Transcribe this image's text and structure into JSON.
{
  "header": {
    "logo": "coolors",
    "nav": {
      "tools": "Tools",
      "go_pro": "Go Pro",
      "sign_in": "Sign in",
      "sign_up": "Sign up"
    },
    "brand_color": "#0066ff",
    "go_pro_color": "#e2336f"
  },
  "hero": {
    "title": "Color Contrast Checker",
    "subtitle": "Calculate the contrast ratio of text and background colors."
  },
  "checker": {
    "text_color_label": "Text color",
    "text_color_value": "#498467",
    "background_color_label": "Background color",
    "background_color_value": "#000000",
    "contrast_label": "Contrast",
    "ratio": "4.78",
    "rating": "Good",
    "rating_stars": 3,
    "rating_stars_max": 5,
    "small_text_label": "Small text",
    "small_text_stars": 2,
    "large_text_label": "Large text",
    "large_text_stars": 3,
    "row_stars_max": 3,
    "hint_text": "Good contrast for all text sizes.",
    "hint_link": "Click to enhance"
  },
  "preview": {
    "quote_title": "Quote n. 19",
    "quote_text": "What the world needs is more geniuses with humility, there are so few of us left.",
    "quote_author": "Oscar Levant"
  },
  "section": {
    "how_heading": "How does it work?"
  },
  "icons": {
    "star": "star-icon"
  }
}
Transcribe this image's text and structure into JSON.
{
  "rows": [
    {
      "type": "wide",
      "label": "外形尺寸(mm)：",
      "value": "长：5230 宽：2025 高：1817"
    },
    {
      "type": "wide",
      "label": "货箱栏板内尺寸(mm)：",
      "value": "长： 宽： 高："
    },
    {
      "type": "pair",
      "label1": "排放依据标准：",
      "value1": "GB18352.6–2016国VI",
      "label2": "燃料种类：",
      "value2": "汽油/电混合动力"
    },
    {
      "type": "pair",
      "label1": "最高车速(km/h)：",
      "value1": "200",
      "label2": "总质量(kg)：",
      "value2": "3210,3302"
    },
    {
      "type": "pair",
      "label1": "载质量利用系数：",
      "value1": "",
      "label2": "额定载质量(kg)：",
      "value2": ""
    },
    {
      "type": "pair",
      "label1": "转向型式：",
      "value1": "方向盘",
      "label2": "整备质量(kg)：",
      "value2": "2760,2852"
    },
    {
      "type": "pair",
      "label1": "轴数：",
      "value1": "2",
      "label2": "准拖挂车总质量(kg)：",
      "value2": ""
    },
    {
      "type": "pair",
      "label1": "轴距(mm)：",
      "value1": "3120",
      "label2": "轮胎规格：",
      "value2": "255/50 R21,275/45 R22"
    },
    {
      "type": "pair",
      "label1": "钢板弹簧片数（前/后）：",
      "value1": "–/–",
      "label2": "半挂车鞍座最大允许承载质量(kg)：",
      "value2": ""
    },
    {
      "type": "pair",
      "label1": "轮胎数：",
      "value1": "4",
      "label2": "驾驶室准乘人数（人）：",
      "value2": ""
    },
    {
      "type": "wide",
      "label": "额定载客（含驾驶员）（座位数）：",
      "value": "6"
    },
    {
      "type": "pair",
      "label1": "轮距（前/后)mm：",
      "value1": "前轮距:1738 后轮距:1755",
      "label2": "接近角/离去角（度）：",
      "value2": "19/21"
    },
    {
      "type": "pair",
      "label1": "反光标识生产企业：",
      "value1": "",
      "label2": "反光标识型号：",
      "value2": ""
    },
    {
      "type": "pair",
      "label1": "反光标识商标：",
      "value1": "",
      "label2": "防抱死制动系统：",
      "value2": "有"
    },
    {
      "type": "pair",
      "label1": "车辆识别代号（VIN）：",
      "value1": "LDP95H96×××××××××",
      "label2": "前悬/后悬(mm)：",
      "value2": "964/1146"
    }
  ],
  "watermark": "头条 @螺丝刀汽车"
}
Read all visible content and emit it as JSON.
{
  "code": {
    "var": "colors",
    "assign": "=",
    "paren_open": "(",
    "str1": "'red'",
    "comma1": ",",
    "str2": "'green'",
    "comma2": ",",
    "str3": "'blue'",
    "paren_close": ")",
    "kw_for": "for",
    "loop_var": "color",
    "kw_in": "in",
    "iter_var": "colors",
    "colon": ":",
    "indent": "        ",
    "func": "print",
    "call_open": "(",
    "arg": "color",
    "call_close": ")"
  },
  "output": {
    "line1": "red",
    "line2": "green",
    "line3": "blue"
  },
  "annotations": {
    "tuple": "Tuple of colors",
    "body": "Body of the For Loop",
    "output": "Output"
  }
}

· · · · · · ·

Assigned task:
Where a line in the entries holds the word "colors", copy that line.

Your solution:
    "subtitle": "Calculate the contrast ratio of text and background colors."
    "var": "colors",
    "iter_var": "colors",
    "tuple": "Tuple of colors",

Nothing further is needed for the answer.